***

A wonderful book called The Secret Lives of Plants details one scientific case study after another showing plants have some kind of consciousness. The more you bond with a plant, the more love you show it, the more it is connected to you. I love that stuff.

I’ve been getting back to meditating again now that Jack is better and free time is opening up. I laid me down the other day, thinking of Anthie and wishing my ability to meditate and blank my mind was better developed so I could communicate with her. I fell into one of my old-time deep floats and, lo and behold, I got a screen shot of her. She was sitting next to our dining table and beside her stood what I think was her spirit–a soft, misty, yellow energy emanating light in a sort of stalk-like shape.

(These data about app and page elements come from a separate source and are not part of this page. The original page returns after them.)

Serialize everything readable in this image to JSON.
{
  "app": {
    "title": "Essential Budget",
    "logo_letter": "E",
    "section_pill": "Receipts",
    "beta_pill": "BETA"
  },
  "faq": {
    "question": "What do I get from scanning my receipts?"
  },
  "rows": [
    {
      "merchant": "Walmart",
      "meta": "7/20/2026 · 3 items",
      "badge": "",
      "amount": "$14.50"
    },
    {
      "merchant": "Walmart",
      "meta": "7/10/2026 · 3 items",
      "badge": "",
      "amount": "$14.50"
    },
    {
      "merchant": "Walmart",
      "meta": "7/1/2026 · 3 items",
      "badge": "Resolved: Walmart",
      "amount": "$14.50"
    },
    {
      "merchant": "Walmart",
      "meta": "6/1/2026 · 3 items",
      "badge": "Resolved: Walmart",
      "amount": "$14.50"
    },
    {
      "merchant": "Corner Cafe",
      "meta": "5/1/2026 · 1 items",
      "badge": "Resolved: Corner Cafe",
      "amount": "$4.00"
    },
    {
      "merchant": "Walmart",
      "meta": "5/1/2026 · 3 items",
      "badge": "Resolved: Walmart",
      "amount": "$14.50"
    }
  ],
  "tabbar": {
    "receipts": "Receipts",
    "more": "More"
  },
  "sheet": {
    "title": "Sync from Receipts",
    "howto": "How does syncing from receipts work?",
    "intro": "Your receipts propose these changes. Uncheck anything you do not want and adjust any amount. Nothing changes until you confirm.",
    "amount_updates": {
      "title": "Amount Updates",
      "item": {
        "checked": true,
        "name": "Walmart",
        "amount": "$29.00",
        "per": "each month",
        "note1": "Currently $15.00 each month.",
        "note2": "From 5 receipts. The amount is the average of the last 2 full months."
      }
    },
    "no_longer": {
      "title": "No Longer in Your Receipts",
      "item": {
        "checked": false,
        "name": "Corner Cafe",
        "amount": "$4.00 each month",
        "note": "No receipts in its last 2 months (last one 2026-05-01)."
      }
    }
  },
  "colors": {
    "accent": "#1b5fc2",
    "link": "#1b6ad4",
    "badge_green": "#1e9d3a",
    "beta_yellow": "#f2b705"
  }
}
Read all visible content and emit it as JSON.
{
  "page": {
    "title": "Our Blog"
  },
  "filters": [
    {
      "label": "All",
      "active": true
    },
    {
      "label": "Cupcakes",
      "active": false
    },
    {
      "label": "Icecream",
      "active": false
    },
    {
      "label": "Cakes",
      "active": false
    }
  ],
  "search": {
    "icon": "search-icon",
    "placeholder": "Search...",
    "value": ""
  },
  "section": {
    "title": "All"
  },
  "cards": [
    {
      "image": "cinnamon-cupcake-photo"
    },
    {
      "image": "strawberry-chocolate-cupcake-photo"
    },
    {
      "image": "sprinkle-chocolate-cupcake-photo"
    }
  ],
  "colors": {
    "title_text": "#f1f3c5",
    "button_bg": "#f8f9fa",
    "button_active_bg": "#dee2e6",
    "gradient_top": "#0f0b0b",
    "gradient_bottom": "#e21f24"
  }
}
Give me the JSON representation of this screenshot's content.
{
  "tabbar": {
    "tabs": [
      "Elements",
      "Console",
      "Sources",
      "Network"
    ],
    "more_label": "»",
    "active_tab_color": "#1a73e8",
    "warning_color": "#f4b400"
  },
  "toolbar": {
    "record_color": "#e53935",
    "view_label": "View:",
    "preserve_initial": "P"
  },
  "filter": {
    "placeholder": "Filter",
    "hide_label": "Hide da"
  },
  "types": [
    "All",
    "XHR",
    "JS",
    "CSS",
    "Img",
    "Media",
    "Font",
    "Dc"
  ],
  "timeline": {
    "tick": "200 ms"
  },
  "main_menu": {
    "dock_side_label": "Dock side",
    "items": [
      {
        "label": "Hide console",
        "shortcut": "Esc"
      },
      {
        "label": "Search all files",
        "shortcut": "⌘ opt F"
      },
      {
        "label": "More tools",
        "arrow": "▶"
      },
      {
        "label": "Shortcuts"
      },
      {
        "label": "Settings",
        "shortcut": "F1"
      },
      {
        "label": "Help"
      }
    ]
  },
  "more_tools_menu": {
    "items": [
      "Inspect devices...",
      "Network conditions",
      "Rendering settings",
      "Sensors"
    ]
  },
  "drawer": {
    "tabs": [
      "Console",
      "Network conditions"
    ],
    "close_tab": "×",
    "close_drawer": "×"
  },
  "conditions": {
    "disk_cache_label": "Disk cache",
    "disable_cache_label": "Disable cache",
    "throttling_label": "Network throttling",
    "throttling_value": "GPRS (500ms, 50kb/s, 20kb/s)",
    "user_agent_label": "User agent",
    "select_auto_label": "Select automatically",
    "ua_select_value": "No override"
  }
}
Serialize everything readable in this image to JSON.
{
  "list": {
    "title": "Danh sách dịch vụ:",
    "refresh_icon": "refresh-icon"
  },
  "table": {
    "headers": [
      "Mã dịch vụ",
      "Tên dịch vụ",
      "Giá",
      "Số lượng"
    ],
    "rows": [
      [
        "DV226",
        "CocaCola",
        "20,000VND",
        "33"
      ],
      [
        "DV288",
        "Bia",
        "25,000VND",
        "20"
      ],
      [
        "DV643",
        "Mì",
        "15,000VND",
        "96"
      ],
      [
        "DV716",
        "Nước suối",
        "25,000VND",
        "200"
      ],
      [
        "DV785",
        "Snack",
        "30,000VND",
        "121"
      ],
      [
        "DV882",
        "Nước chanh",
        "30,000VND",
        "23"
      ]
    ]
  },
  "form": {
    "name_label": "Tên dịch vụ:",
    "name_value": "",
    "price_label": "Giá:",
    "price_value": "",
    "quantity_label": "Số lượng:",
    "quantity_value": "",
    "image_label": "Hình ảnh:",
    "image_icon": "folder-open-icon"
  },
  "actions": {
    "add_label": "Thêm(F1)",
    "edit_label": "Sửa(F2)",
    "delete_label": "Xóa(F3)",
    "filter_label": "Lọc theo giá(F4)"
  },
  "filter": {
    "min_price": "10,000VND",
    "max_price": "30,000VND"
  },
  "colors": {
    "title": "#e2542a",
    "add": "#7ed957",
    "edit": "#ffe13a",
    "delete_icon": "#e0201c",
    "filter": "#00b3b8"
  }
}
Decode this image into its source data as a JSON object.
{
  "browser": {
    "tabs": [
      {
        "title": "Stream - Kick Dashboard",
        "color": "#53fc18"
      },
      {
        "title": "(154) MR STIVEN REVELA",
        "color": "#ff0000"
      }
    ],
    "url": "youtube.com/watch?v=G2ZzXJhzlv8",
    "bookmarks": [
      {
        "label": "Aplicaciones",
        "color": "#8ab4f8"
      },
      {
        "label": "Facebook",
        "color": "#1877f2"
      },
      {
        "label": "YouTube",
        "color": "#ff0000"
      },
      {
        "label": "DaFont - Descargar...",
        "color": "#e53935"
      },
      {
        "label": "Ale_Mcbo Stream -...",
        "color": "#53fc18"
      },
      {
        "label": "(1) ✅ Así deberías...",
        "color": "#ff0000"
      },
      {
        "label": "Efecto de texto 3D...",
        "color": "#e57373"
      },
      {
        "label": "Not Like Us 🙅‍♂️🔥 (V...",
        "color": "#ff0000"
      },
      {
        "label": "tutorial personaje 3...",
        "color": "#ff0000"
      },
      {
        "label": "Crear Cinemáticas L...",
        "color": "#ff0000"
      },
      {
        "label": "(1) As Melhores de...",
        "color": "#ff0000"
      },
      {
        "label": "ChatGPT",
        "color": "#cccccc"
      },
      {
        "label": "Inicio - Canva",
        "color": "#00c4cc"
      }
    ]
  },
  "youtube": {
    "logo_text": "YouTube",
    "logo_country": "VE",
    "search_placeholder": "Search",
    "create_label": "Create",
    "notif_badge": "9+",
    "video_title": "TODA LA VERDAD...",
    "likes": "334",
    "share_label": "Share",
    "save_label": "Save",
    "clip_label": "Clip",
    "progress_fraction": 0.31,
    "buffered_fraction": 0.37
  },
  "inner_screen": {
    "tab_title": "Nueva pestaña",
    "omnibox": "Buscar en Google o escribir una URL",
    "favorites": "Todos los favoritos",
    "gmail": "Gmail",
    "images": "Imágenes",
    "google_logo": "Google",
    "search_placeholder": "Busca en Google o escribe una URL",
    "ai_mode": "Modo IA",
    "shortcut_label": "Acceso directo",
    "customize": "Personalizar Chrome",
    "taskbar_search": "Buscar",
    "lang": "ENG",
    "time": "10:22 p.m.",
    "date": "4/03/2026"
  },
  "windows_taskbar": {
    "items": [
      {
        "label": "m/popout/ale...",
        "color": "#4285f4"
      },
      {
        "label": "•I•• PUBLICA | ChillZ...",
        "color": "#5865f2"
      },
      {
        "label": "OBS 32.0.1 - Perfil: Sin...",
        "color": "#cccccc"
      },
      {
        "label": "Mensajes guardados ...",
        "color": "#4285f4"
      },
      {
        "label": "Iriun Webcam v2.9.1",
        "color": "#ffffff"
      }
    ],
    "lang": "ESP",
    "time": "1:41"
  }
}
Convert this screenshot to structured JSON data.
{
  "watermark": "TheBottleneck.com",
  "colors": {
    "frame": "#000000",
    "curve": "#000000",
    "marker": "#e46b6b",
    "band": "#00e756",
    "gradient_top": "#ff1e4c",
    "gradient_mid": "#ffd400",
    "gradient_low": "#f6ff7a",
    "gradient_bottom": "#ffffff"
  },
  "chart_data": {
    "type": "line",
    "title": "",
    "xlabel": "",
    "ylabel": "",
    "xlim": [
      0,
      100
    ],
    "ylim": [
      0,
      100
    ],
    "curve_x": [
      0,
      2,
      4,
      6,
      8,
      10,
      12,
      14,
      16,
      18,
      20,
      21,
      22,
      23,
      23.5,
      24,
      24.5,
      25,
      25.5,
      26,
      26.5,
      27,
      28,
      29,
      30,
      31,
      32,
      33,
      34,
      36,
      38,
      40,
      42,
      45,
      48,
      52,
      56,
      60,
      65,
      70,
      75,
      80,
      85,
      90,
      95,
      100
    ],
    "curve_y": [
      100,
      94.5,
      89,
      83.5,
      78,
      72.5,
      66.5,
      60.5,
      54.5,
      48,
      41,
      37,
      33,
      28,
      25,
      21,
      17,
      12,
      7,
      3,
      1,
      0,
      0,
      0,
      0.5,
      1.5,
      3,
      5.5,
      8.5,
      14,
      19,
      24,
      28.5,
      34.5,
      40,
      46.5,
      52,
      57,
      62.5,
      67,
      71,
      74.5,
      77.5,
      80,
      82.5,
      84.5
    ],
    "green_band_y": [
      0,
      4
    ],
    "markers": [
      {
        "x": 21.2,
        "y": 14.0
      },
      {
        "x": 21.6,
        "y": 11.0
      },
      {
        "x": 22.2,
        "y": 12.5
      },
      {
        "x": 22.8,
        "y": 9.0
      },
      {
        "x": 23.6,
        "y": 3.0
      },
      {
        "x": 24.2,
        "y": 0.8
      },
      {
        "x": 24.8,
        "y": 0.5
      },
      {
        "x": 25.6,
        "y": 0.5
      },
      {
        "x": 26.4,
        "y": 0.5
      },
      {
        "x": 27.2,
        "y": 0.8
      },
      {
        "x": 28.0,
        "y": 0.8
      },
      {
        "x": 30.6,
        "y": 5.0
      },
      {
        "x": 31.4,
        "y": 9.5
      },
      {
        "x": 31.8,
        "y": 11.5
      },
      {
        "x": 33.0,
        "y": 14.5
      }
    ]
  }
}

***

I am glad my worldview changed ten years ago. I’d been cynical all my life after losing my faith in a loving, interventionist Supreme Being because of genocide, molestation and slavery, not to mention what felt like a complete lack of response to my prayers as a child.

It’s true there are horrible things that happen in the world and sometimes no one intervenes, or what interventions there are appear fruitless, at least temporarily. There are also wonderful, miraculous things that happen that give me a sense of awe and wonder. As I always say, it’s a great mystery

I want to take action, if I’m able, when bad things happen. I also want to focus on those phenomena that give me a sense of awe and wonder.

Welcome Anthie!

P.S. Check out the coolest blog with gorgeous pictures of the faces of flowers. Don’t they look like they’re smiling and posing? From My Garden – Patricia Grace